History and reality should teach us that nations have interests but they tend not to have long memories. Canada’s “boots on the ground” in both World Wars had little effect on our post war international standing. Given our contribution to victory, why then were we not considered for a seat on the UN Security Council, whereas nations that contributed much less now sit on the Council? The endless draining rotations of battle groups through the Balkans

in the 1990s failed to get Canada a seat at the table crafting the Dayton Accord; neither have our more recent efforts in Afghanistan realized any resolution of the significant cross-border trade or other issues vital to Canada.
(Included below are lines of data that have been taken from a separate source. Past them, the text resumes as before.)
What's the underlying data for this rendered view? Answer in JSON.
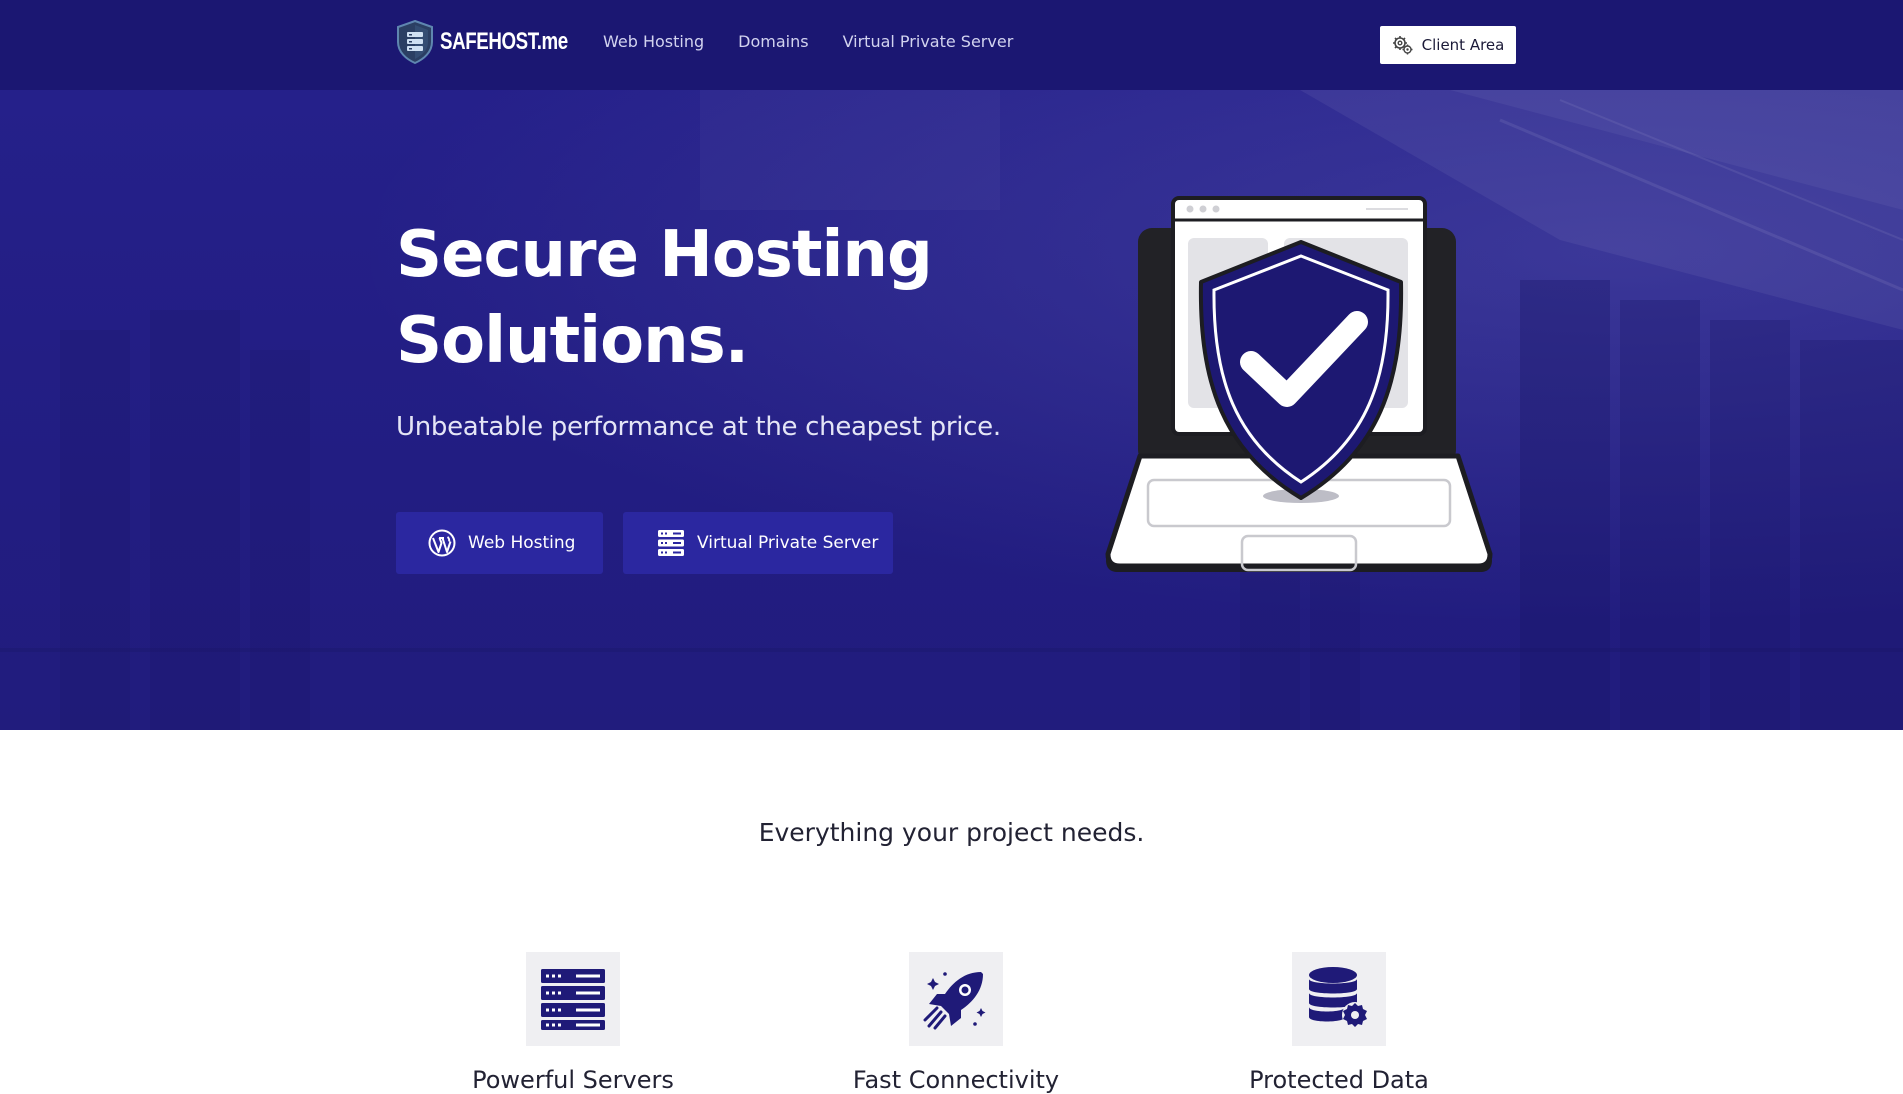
{
  "header": {
    "logo_text": "SAFEHOST.me",
    "nav": [
      {
        "label": "Web Hosting"
      },
      {
        "label": "Domains"
      },
      {
        "label": "Virtual Private Server"
      }
    ],
    "client_area_label": "Client Area",
    "background_color": "#1b1772"
  },
  "hero": {
    "title": "Secure Hosting Solutions.",
    "subtitle": "Unbeatable performance at the cheapest price.",
    "buttons": [
      {
        "label": "Web Hosting",
        "icon": "wordpress-icon"
      },
      {
        "label": "Virtual Private Server",
        "icon": "server-rack-icon"
      }
    ],
    "illustration": "laptop-shield-checkmark",
    "background_color": "#25208a",
    "button_color": "#2b27a0"
  },
  "features": {
    "heading": "Everything your project needs.",
    "items": [
      {
        "title": "Powerful Servers",
        "icon": "server-icon"
      },
      {
        "title": "Fast Connectivity",
        "icon": "rocket-icon"
      },
      {
        "title": "Protected Data",
        "icon": "database-gear-icon"
      }
    ],
    "icon_color": "#1f1a78"
  }
}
Thus although “boots on the ground” may be required, they cannot be Canada’s exclusive nor most important defence focus. To do so ignores the reality of real threats to Canadian vital national interests and our means to defend against them. Essentially, Canada needs to be able to look after herself first. We must remember that no other nation will, unless it is in their vital national interest to do so.
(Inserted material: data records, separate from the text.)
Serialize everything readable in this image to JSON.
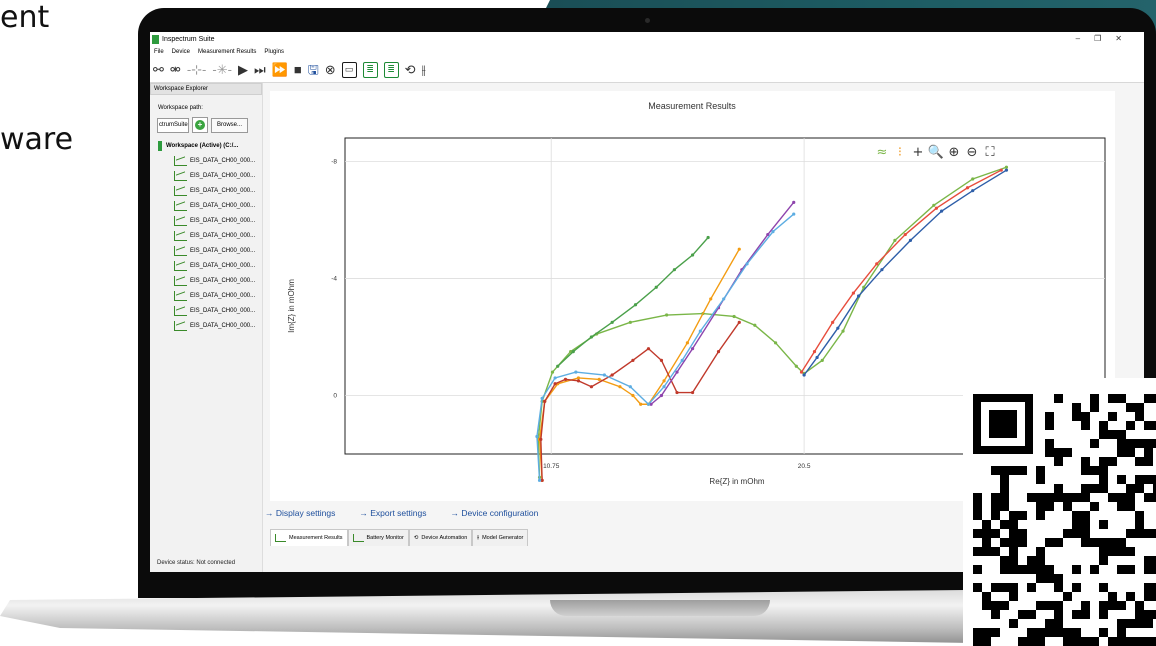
{
  "background": {
    "left_text_1": "ent",
    "left_text_2": "ware"
  },
  "app": {
    "title": "Inspectrum Suite",
    "window_controls": [
      "–",
      "❐",
      "✕"
    ],
    "menu": [
      "File",
      "Device",
      "Measurement Results",
      "Plugins"
    ]
  },
  "toolbar": {
    "icons": [
      "connect-icon",
      "disconnect-icon",
      "probe-icon",
      "probe-multi-icon",
      "play-icon",
      "skip-icon",
      "fast-forward-icon",
      "stop-icon",
      "save-icon",
      "cancel-icon",
      "device-icon",
      "sequence-icon",
      "sequence-edit-icon",
      "automation-icon",
      "circuit-icon"
    ]
  },
  "sidebar": {
    "tab_label": "Workspace Explorer",
    "path_label": "Workspace path:",
    "path_value": "ctrumSuite",
    "browse_label": "Browse...",
    "root_label": "Workspace (Active) (C:/...",
    "items": [
      "EIS_DATA_CH00_000...",
      "EIS_DATA_CH00_000...",
      "EIS_DATA_CH00_000...",
      "EIS_DATA_CH00_000...",
      "EIS_DATA_CH00_000...",
      "EIS_DATA_CH00_000...",
      "EIS_DATA_CH00_000...",
      "EIS_DATA_CH00_000...",
      "EIS_DATA_CH00_000...",
      "EIS_DATA_CH00_000...",
      "EIS_DATA_CH00_000...",
      "EIS_DATA_CH00_000..."
    ]
  },
  "links": [
    "→  Display settings",
    "→  Export settings",
    "→  Device configuration"
  ],
  "bottom_tabs": [
    "Measurement Results",
    "Battery Monitor",
    "Device Automation",
    "Model Generator"
  ],
  "status": {
    "label": "Device status:",
    "value": "Not connected"
  },
  "chart_data": {
    "type": "line",
    "title": "Measurement Results",
    "xlabel": "Re{Z} in mOhm",
    "ylabel": "Im{Z} in mOhm",
    "x_ticks": [
      10.75,
      20.5
    ],
    "y_ticks": [
      -8,
      -4,
      0
    ],
    "xlim": [
      2.8,
      32.1
    ],
    "ylim": [
      2.0,
      -8.8
    ],
    "y_inverted": true,
    "grid": true,
    "chart_tools": [
      "series-style-icon",
      "legend-icon",
      "crosshair-icon",
      "zoom-icon",
      "zoom-in-icon",
      "zoom-out-icon",
      "fit-icon"
    ],
    "series": [
      {
        "color": "#7ab648",
        "x": [
          10.3,
          10.25,
          10.4,
          10.8,
          11.5,
          12.5,
          13.8,
          15.2,
          16.6,
          17.8,
          18.6,
          19.4,
          20.2,
          20.5,
          21.2,
          22.0,
          22.8,
          24.0,
          25.5,
          27.0,
          28.3
        ],
        "y": [
          2.8,
          1.5,
          0.2,
          -0.8,
          -1.5,
          -2.1,
          -2.5,
          -2.75,
          -2.8,
          -2.7,
          -2.4,
          -1.8,
          -1.0,
          -0.75,
          -1.2,
          -2.2,
          -3.7,
          -5.3,
          -6.5,
          -7.4,
          -7.8
        ]
      },
      {
        "color": "#f39c12",
        "x": [
          10.4,
          10.3,
          10.5,
          11.0,
          11.8,
          12.6,
          13.4,
          13.9,
          14.2,
          14.5,
          15.1,
          16.0,
          16.9,
          18.0
        ],
        "y": [
          2.9,
          1.5,
          0.2,
          -0.4,
          -0.6,
          -0.55,
          -0.3,
          0.0,
          0.3,
          0.3,
          -0.5,
          -1.8,
          -3.3,
          -5.0
        ]
      },
      {
        "color": "#c0392b",
        "x": [
          10.4,
          10.35,
          10.5,
          10.9,
          11.3,
          11.8,
          12.3,
          13.1,
          13.9,
          14.5,
          15.0,
          15.6,
          16.2,
          17.2,
          18.0
        ],
        "y": [
          2.9,
          1.5,
          0.2,
          -0.4,
          -0.55,
          -0.5,
          -0.3,
          -0.7,
          -1.2,
          -1.6,
          -1.2,
          -0.1,
          -0.1,
          -1.5,
          -2.5
        ]
      },
      {
        "color": "#8e44ad",
        "x": [
          14.6,
          15.0,
          15.6,
          16.2,
          17.2,
          18.1,
          19.1,
          20.1
        ],
        "y": [
          0.3,
          0.0,
          -0.8,
          -1.6,
          -3.0,
          -4.3,
          -5.5,
          -6.6
        ]
      },
      {
        "color": "#5dade2",
        "x": [
          10.3,
          10.2,
          10.4,
          10.9,
          11.7,
          12.8,
          13.8,
          14.5,
          15.1,
          15.8,
          16.5,
          17.4,
          18.3,
          19.3,
          20.1
        ],
        "y": [
          2.9,
          1.4,
          0.1,
          -0.6,
          -0.8,
          -0.7,
          -0.3,
          0.3,
          -0.3,
          -1.2,
          -2.2,
          -3.3,
          -4.5,
          -5.6,
          -6.2
        ]
      },
      {
        "color": "#4aa04a",
        "x": [
          11.0,
          11.6,
          12.3,
          13.1,
          14.0,
          14.8,
          15.5,
          16.2,
          16.8
        ],
        "y": [
          -1.0,
          -1.5,
          -2.0,
          -2.5,
          -3.1,
          -3.7,
          -4.3,
          -4.8,
          -5.4
        ]
      },
      {
        "color": "#e74c3c",
        "x": [
          20.4,
          20.9,
          21.6,
          22.4,
          23.3,
          24.4,
          25.6,
          26.8,
          28.1
        ],
        "y": [
          -0.8,
          -1.5,
          -2.5,
          -3.5,
          -4.5,
          -5.5,
          -6.4,
          -7.1,
          -7.7
        ]
      },
      {
        "color": "#2e5ea8",
        "x": [
          20.5,
          21.0,
          21.8,
          22.6,
          23.5,
          24.6,
          25.8,
          27.0,
          28.3
        ],
        "y": [
          -0.7,
          -1.3,
          -2.3,
          -3.4,
          -4.3,
          -5.3,
          -6.3,
          -7.0,
          -7.7
        ]
      }
    ]
  }
}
Geography is a great, yet significantly unrecognized, Canadian strategic asset. In terms of security, Canada can almost be considered an island. Threats, other than internal, will most likely arrive on our shores by air/space/cyber or by sea. Surrounded by oceans and air space, only forces and agencies that can operate in these environments can defend our vital national interests. The unfettered control of Canada’s ocean areas, including the airspace above and below and the unfettered use of the world’s oceans – including our ability to deny unfettered use to potential enemies – is a vital national interest to Canada and should be the key to Canada’s defence strategy. Only a navy and an air force can fulfill this role. A capable navy and a capable air force, due to their inherent mission and operational flexibility, should thus also form the basis of Canada’s other key vital interest of “International Stability”. Noted British historian Paul Kennedy described the Allied navies as the constant and unchallengeable wall that stood against the Soviet Union throughout the Cold War. This strategic reality is illustrative of defending a vital national interest against an existential threat.

Our constant historic strategic reality is that Canada has relied on the sea both to move her trade, to defend herself, and to go to war. Thus strategically, the most important aspect of our security, supporting our vital national interests, has been and will continue to be the ability to move on, below or above the world’s oceans.

Recognizing that Canada is unwilling to commit, short of war, adequate resources for defence, any National Security Policy and Defence Policy needs to ensure, first, the strategic security and well-being of the nation, and second, how best to contribute to overall global security.

We have in the past tended to seek balance on the assumption that strategic surprises can be countered. But balance has and never will be possible due to Canadian political realities. Thus Canada needs to tailor its’ Defence Policy and military capability to protect it’s vital national interests within the resources allocated by government. Only then can Canada implement an achievable Defence Policy. Tailoring defence forces based on the nation’s vital national interests will give government the forces and the flexibility to counter existential threats to Canada and the flexibility to deploy and support forces for international operations while managing constrained budgets. To do otherwise perpetuates the ongoing and inefficient process of “cut, reorganize, redistribute and shave the ice cube”.

Ian Parker, a retired naval officer with 37 years in the Canadian Navy, is currently a defence and strategic analysis consultant. The views expressed here are solely those of the author.
© FrontLine Defence 2012